My writing style in the Lyria stories is interesting. I feel free to use whatever words I like best, which tend toward the fancy, but I try not to overdo it. I just use what comes up first, unless it sounds awkward, clumsy, or doesn't fit the style. I've noticed this before, to a greater degree, in "Channeling Icarus," an old story that takes place a long way away from Lyria's stomping grounds, but is also on the planet Orion, in the same fantasy storyverse. "Channeling Icarus" is narrated by Lord Reuben, a scholar of Demonology, and he is quite verbose and has a pretty fancy mode of speaking. (An example of Lord Reuben's speech: “Why not? You are neither aggressive nor, I presume, capable of violence against me in sufficient measure to protect yourself from me, should I choose to dispense with my humane mannerisms. Surely this gives you some cause for concern?” And an example with narration: “Dimensions to existence...? Great thunder, man, what are you on about?” My tone was perhaps a tad too harsh, but it was disguising my underlying fascination and expectation. As a scholar of many varied sciences, I have studied greatly (as have many of my colleagues) the various humours and vapours, aethers and phlogistons of existence, as well as the nature of creation itself. The notion of time being a dimension to life had only recently come to light, and I wondered suddenly if this is what he meant.

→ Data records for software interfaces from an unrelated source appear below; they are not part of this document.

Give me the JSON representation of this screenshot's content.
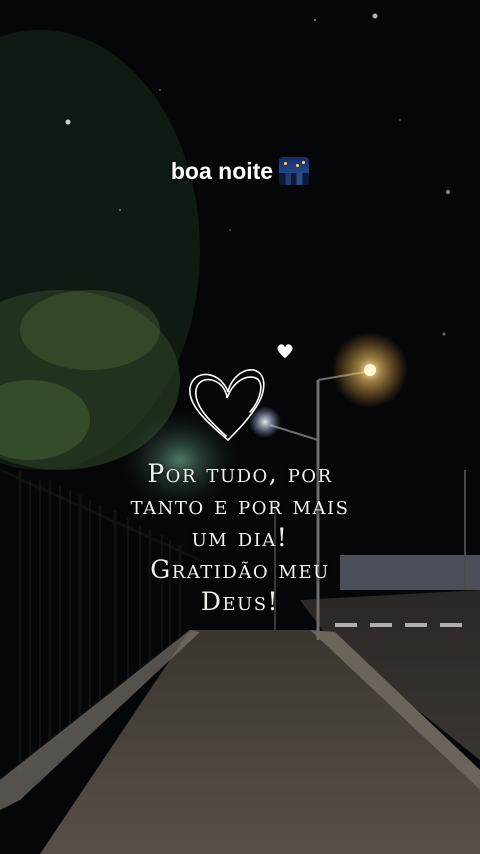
{
  "caption": {
    "text": "boa noite",
    "emoji": "night-city-emoji"
  },
  "quote": {
    "lines": [
      "Por tudo, por",
      "tanto e por mais",
      "um dia!",
      "Gratidão meu",
      "Deus!"
    ]
  },
  "icons": {
    "large": "heart-outline-icon",
    "small": "heart-icon"
  },
  "colors": {
    "text": "#f2f2ef",
    "sky": "#050608",
    "lamp": "#ffd27a"
  }
}
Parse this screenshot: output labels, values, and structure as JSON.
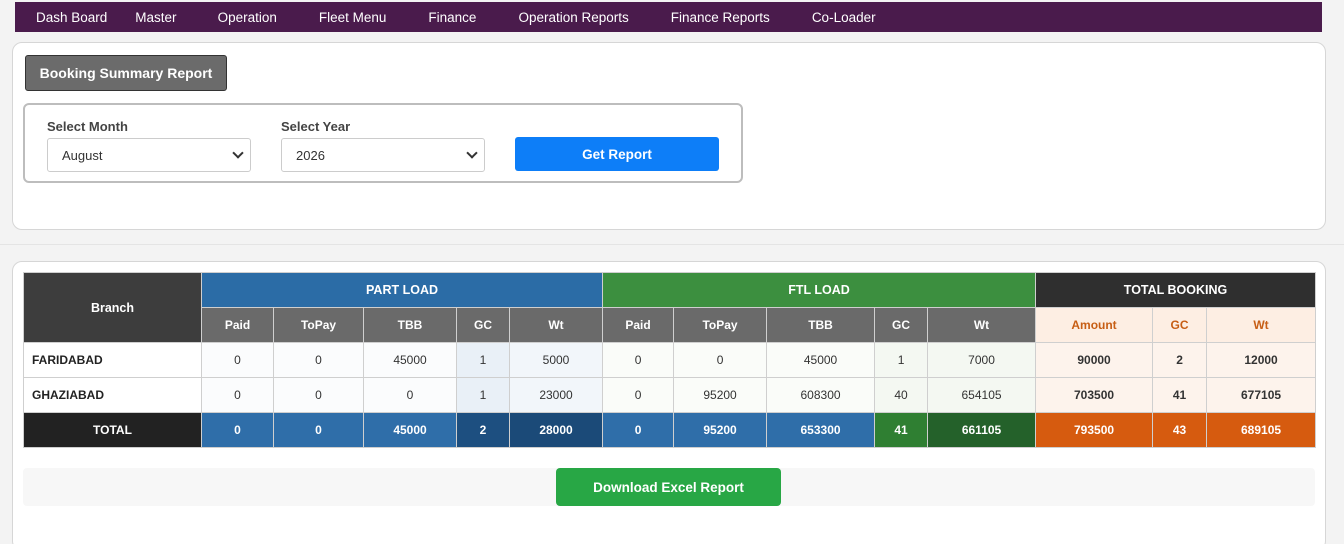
{
  "nav": {
    "items": [
      "Dash Board",
      "Master",
      "Operation",
      "Fleet Menu",
      "Finance",
      "Operation Reports",
      "Finance Reports",
      "Co-Loader"
    ]
  },
  "report_button": "Booking Summary Report",
  "filters": {
    "month_label": "Select Month",
    "month_value": "August",
    "year_label": "Select Year",
    "year_value": "2026",
    "get_report": "Get Report"
  },
  "table": {
    "branch_header": "Branch",
    "group_part": "PART LOAD",
    "group_ftl": "FTL LOAD",
    "group_total": "TOTAL BOOKING",
    "part_cols": [
      "Paid",
      "ToPay",
      "TBB",
      "GC",
      "Wt"
    ],
    "ftl_cols": [
      "Paid",
      "ToPay",
      "TBB",
      "GC",
      "Wt"
    ],
    "total_cols": [
      "Amount",
      "GC",
      "Wt"
    ],
    "rows": [
      {
        "branch": "FARIDABAD",
        "values": [
          "0",
          "0",
          "45000",
          "1",
          "5000",
          "0",
          "0",
          "45000",
          "1",
          "7000",
          "90000",
          "2",
          "12000"
        ]
      },
      {
        "branch": "GHAZIABAD",
        "values": [
          "0",
          "0",
          "0",
          "1",
          "23000",
          "0",
          "95200",
          "608300",
          "40",
          "654105",
          "703500",
          "41",
          "677105"
        ]
      }
    ],
    "total_row": {
      "branch": "TOTAL",
      "values": [
        "0",
        "0",
        "45000",
        "2",
        "28000",
        "0",
        "95200",
        "653300",
        "41",
        "661105",
        "793500",
        "43",
        "689105"
      ]
    }
  },
  "download_button": "Download Excel Report"
}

Lyria is more plainspoken, but her speech is still influenced by the area, which has some similarities to Lord Reuben's area (wherever that is). The narrator in the Lyria stories is an unidentified third-person omniscient selective, as is my usual style, but it, too, is influenced by the area Lyria lives in. I think it's subtle, being - for the most part - relatively plain speech; but there are words in it, and ways of speaking, that I hope put the reader into a different state of mind as they read it, words like "countenance" coming up on occasion, as in "As was her custom, Lyria did not countenance any talking during the meal."
Also, though Lyria has been to Earth, learned a whole bunch of science on Earth, and knows all the correct terminology, she uses the local scholarly terminology instead, at least around Forizano; saying "hereditary code" instead of DNA, and referring to the neuron connections in the brain as the brain's "patterns." There are also different names for some things; for example, coffee is café, and chocolate is cokolada.
Then, too, some names for things come from Forizano's ignorance. The best example I can think of (only example I can think of offhand) is that he calls a piano a "percussion harp."
I do NOT use thees, thous, prithee, or any of that archaic stuff, though. I don't even think "twas" has come up.
Actually, looking it over, it doesn't look much different from my normal writing, except for a few more less-than-commonplace words here and there, the wording on occasion, and the dialogue. A lot of what makes it different is actually hard to quantify.
By the way, I'm four pages into writing "Becoming," the latest Lyria story, and hopefully the last story of the connected series of stories wherein Forizano is brought into the fold. What I'd meant as one story became two connected stories, and now is three. I do so hope to progress with this tale and finish it so I may sally onward with the next planned tale, which is to take place some months after the current three stories.
Ha! That last paragraph was unintentionally a perfect example of the style of writing I was elucidating upon.
Crossposted from http://fayanora.dreamwidth.org